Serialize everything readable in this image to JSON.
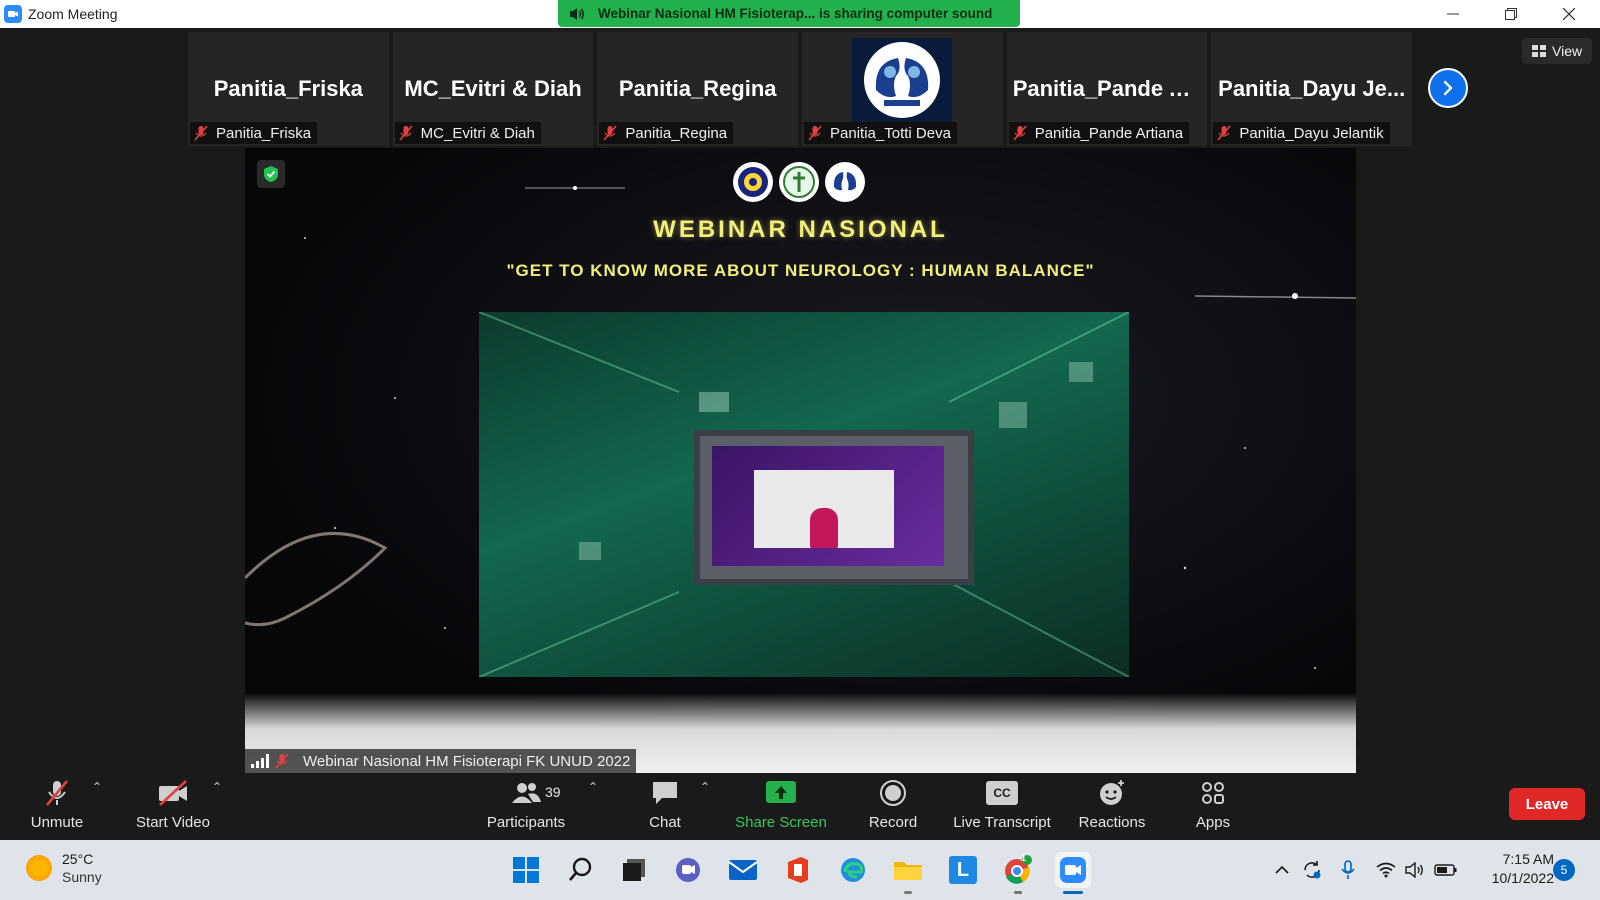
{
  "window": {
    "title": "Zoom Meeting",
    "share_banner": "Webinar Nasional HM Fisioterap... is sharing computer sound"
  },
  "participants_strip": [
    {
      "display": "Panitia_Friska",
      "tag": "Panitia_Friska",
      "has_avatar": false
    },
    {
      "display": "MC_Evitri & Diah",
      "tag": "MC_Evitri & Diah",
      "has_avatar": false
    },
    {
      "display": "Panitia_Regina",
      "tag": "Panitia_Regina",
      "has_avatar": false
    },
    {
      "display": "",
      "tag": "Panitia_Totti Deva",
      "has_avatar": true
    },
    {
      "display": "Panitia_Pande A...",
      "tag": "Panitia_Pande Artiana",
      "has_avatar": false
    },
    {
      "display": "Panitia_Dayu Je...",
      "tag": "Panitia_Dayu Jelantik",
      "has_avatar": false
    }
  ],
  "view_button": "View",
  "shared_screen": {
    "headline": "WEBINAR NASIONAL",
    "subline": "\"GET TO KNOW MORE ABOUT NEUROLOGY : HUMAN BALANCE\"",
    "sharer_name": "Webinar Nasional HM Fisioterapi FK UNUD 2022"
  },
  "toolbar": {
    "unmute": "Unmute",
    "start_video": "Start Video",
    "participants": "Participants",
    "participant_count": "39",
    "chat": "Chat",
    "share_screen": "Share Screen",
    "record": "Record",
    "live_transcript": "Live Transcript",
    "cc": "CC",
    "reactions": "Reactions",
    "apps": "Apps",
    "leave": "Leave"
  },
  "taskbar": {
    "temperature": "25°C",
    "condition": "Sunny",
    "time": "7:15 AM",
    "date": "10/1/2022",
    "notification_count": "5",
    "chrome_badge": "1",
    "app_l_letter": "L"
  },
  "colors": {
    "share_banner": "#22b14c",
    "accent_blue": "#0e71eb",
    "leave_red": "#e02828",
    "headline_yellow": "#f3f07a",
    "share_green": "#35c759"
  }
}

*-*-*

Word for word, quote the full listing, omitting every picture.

_Response to the task:_
Serialize everything readable in this image to JSON.
{
  "window": {
    "title": "Zoom Meeting",
    "share_banner": "Webinar Nasional HM Fisioterap... is sharing computer sound"
  },
  "participants_strip": [
    {
      "display": "Panitia_Friska",
      "tag": "Panitia_Friska",
      "has_avatar": false
    },
    {
      "display": "MC_Evitri & Diah",
      "tag": "MC_Evitri & Diah",
      "has_avatar": false
    },
    {
      "display": "Panitia_Regina",
      "tag": "Panitia_Regina",
      "has_avatar": false
    },
    {
      "display": "",
      "tag": "Panitia_Totti Deva",
      "has_avatar": true
    },
    {
      "display": "Panitia_Pande A...",
      "tag": "Panitia_Pande Artiana",
      "has_avatar": false
    },
    {
      "display": "Panitia_Dayu Je...",
      "tag": "Panitia_Dayu Jelantik",
      "has_avatar": false
    }
  ],
  "view_button": "View",
  "shared_screen": {
    "headline": "WEBINAR NASIONAL",
    "subline": "\"GET TO KNOW MORE ABOUT NEUROLOGY : HUMAN BALANCE\"",
    "sharer_name": "Webinar Nasional HM Fisioterapi FK UNUD 2022"
  },
  "toolbar": {
    "unmute": "Unmute",
    "start_video": "Start Video",
    "participants": "Participants",
    "participant_count": "39",
    "chat": "Chat",
    "share_screen": "Share Screen",
    "record": "Record",
    "live_transcript": "Live Transcript",
    "cc": "CC",
    "reactions": "Reactions",
    "apps": "Apps",
    "leave": "Leave"
  },
  "taskbar": {
    "temperature": "25°C",
    "condition": "Sunny",
    "time": "7:15 AM",
    "date": "10/1/2022",
    "notification_count": "5",
    "chrome_badge": "1",
    "app_l_letter": "L"
  },
  "colors": {
    "share_banner": "#22b14c",
    "accent_blue": "#0e71eb",
    "leave_red": "#e02828",
    "headline_yellow": "#f3f07a",
    "share_green": "#35c759"
  }
}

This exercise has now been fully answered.